→ **RECORDS FOR THE EXERCISE**

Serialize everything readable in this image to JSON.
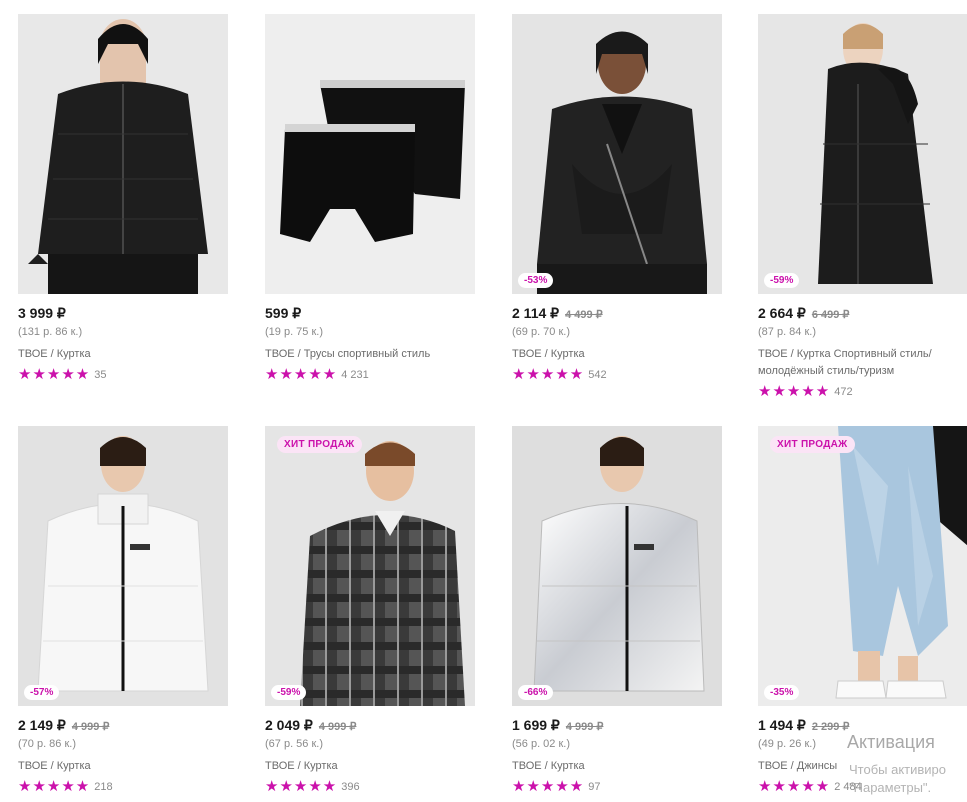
{
  "products": [
    {
      "price": "3 999 ₽",
      "old_price": "",
      "installment": "(131 р. 86 к.)",
      "brand_line": "ТВОЕ / Куртка",
      "rating_count": "35",
      "discount": "",
      "hit": "",
      "stars": "★★★★★",
      "image": "puffer-jacket-black-image"
    },
    {
      "price": "599 ₽",
      "old_price": "",
      "installment": "(19 р. 75 к.)",
      "brand_line": "ТВОЕ / Трусы спортивный стиль",
      "rating_count": "4 231",
      "discount": "",
      "hit": "",
      "stars": "★★★★★",
      "image": "boxer-briefs-black-image"
    },
    {
      "price": "2 114 ₽",
      "old_price": "4 499 ₽",
      "installment": "(69 р. 70 к.)",
      "brand_line": "ТВОЕ / Куртка",
      "rating_count": "542",
      "discount": "-53%",
      "hit": "",
      "stars": "★★★★★",
      "image": "leather-biker-jacket-image"
    },
    {
      "price": "2 664 ₽",
      "old_price": "6 499 ₽",
      "installment": "(87 р. 84 к.)",
      "brand_line": "ТВОЕ / Куртка Спортивный стиль/ молодёжный стиль/туризм",
      "rating_count": "472",
      "discount": "-59%",
      "hit": "",
      "stars": "★★★★★",
      "image": "long-parka-black-image"
    },
    {
      "price": "2 149 ₽",
      "old_price": "4 999 ₽",
      "installment": "(70 р. 86 к.)",
      "brand_line": "ТВОЕ / Куртка",
      "rating_count": "218",
      "discount": "-57%",
      "hit": "",
      "stars": "★★★★★",
      "image": "puffer-jacket-white-image"
    },
    {
      "price": "2 049 ₽",
      "old_price": "4 999 ₽",
      "installment": "(67 р. 56 к.)",
      "brand_line": "ТВОЕ / Куртка",
      "rating_count": "396",
      "discount": "-59%",
      "hit": "ХИТ ПРОДАЖ",
      "stars": "★★★★★",
      "image": "plaid-shirt-jacket-image"
    },
    {
      "price": "1 699 ₽",
      "old_price": "4 999 ₽",
      "installment": "(56 р. 02 к.)",
      "brand_line": "ТВОЕ / Куртка",
      "rating_count": "97",
      "discount": "-66%",
      "hit": "",
      "stars": "★★★★★",
      "image": "reflective-puffer-jacket-image"
    },
    {
      "price": "1 494 ₽",
      "old_price": "2 299 ₽",
      "installment": "(49 р. 26 к.)",
      "brand_line": "ТВОЕ / Джинсы",
      "rating_count": "2 484",
      "discount": "-35%",
      "hit": "ХИТ ПРОДАЖ",
      "stars": "★★★★★",
      "image": "light-wash-jeans-image"
    }
  ],
  "watermark": {
    "line1": "Активация",
    "line2": "Чтобы активиро",
    "line3": "\"Параметры\"."
  },
  "colors": {
    "accent": "#cb11ab",
    "photo_bg": "#e6e6e6"
  }
}
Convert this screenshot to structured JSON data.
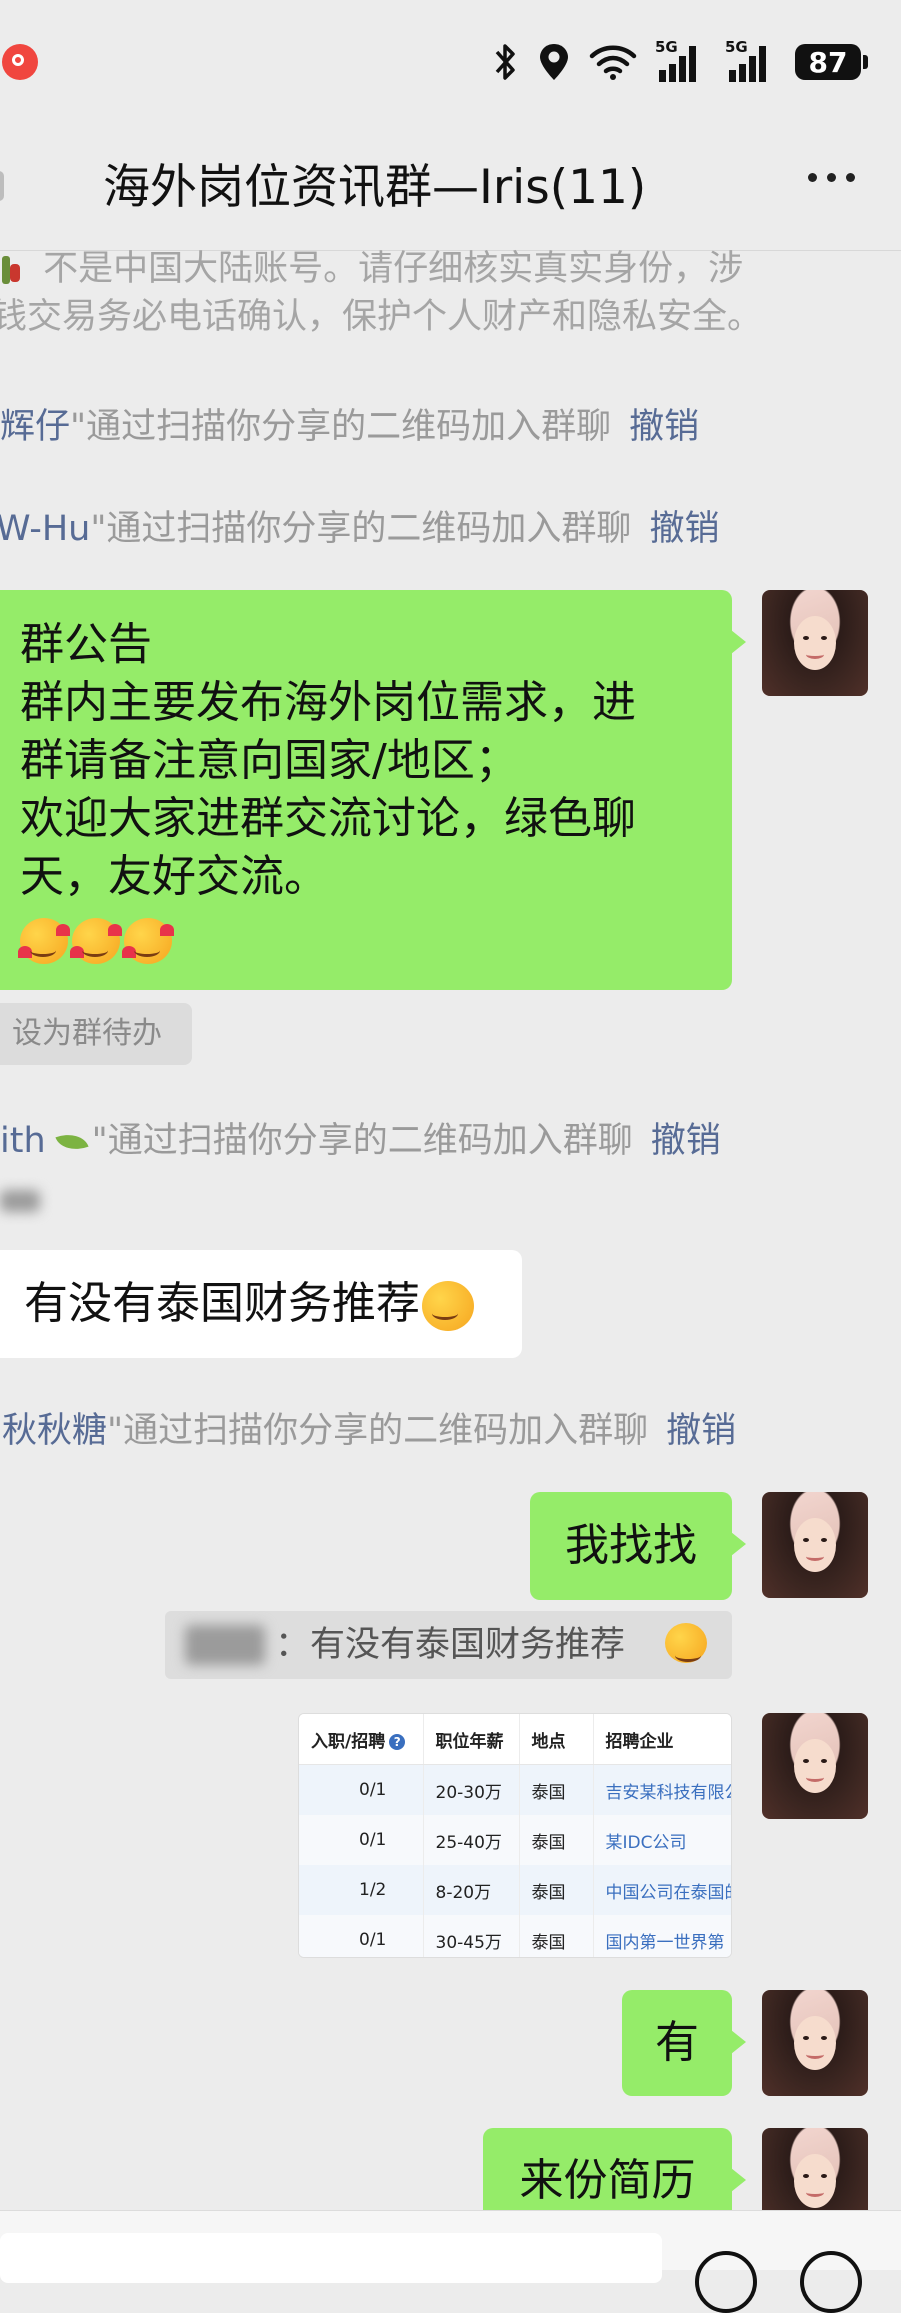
{
  "status_bar": {
    "signal1": "5G",
    "signal2": "5G",
    "battery": "87",
    "icons": [
      "bluetooth-icon",
      "location-icon",
      "wifi-icon",
      "signal-icon",
      "signal-icon",
      "battery-icon"
    ]
  },
  "header": {
    "title": "海外岗位资讯群—Iris(11)"
  },
  "warning": {
    "line1": "不是中国大陆账号。请仔细核实真实身份，涉",
    "line2": "钱交易务必电话确认，保护个人财产和隐私安全。"
  },
  "system_messages": [
    {
      "name": "辉仔",
      "text": "\"通过扫描你分享的二维码加入群聊",
      "action": "撤销"
    },
    {
      "name": "W-Hu",
      "text": "\"通过扫描你分享的二维码加入群聊",
      "action": "撤销"
    },
    {
      "name": "ith",
      "text": "\"通过扫描你分享的二维码加入群聊",
      "action": "撤销"
    },
    {
      "name": "秋秋糖",
      "text": "\"通过扫描你分享的二维码加入群聊",
      "action": "撤销"
    }
  ],
  "announcement": {
    "lines": [
      "群公告",
      "群内主要发布海外岗位需求，进",
      "群请备注意向国家/地区；",
      "欢迎大家进群交流讨论，绿色聊",
      "天，友好交流。"
    ]
  },
  "todo_chip": "设为群待办",
  "messages": {
    "incoming_question": "有没有泰国财务推荐",
    "reply1": "我找找",
    "quote": "：有没有泰国财务推荐",
    "reply2": "有",
    "reply3": "来份简历"
  },
  "table": {
    "headers": [
      "入职/招聘",
      "职位年薪",
      "地点",
      "招聘企业"
    ],
    "rows": [
      [
        "0/1",
        "20-30万",
        "泰国",
        "吉安某科技有限公"
      ],
      [
        "0/1",
        "25-40万",
        "泰国",
        "某IDC公司"
      ],
      [
        "1/2",
        "8-20万",
        "泰国",
        "中国公司在泰国的"
      ],
      [
        "0/1",
        "30-45万",
        "泰国",
        "国内第一世界第"
      ]
    ]
  },
  "colors": {
    "background": "#ececec",
    "green_bubble": "#95ec69",
    "link_blue": "#576b95"
  }
}
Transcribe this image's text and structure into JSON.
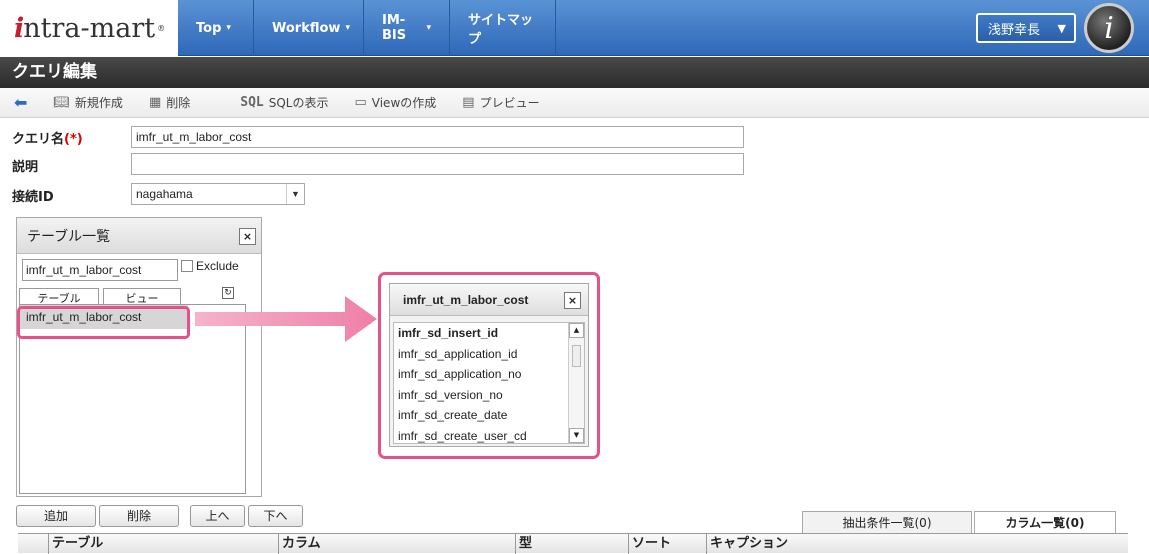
{
  "app": {
    "logo_text": "ntra-mart",
    "logo_i": "i",
    "logo_mark": "®"
  },
  "nav": [
    {
      "label": "Top",
      "caret": "▾"
    },
    {
      "label": "Workflow",
      "caret": "▾"
    },
    {
      "label": "IM-BIS",
      "caret": "▾"
    },
    {
      "label": "サイトマップ",
      "caret": ""
    }
  ],
  "user": {
    "name": "浅野幸長",
    "caret": "▼",
    "avatar_letter": "i"
  },
  "page_title": "クエリ編集",
  "toolbar": {
    "back_icon": "back-arrow-icon",
    "new_label": "新規作成",
    "delete_label": "削除",
    "sql_icon_text": "SQL",
    "sql_label": "SQLの表示",
    "view_label": "Viewの作成",
    "preview_label": "プレビュー"
  },
  "form": {
    "query_name_label": "クエリ名",
    "required_mark": "(*)",
    "query_name_value": "imfr_ut_m_labor_cost",
    "description_label": "説明",
    "description_value": "",
    "connection_label": "接続ID",
    "connection_value": "nagahama"
  },
  "table_panel": {
    "title": "テーブル一覧",
    "close": "×",
    "search_value": "imfr_ut_m_labor_cost",
    "exclude_label": "Exclude",
    "tab_table": "テーブル",
    "tab_view": "ビュー",
    "refresh_icon": "refresh-icon",
    "items": [
      "imfr_ut_m_labor_cost"
    ]
  },
  "column_panel": {
    "title": "imfr_ut_m_labor_cost",
    "close": "×",
    "columns": [
      "imfr_sd_insert_id",
      "imfr_sd_application_id",
      "imfr_sd_application_no",
      "imfr_sd_version_no",
      "imfr_sd_create_date",
      "imfr_sd_create_user_cd"
    ]
  },
  "buttons": {
    "add": "追加",
    "delete": "削除",
    "up": "上へ",
    "down": "下へ"
  },
  "right_tabs": {
    "conditions": "抽出条件一覧(0)",
    "columns": "カラム一覧(0)"
  },
  "grid_headers": [
    "テーブル",
    "カラム",
    "型",
    "ソート",
    "キャプション"
  ],
  "colors": {
    "highlight": "#e8508a",
    "nav_blue": "#2f68b8",
    "title_dark": "#2b2b2b"
  }
}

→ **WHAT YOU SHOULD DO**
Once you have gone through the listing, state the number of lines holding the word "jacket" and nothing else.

→ **REPLY**
5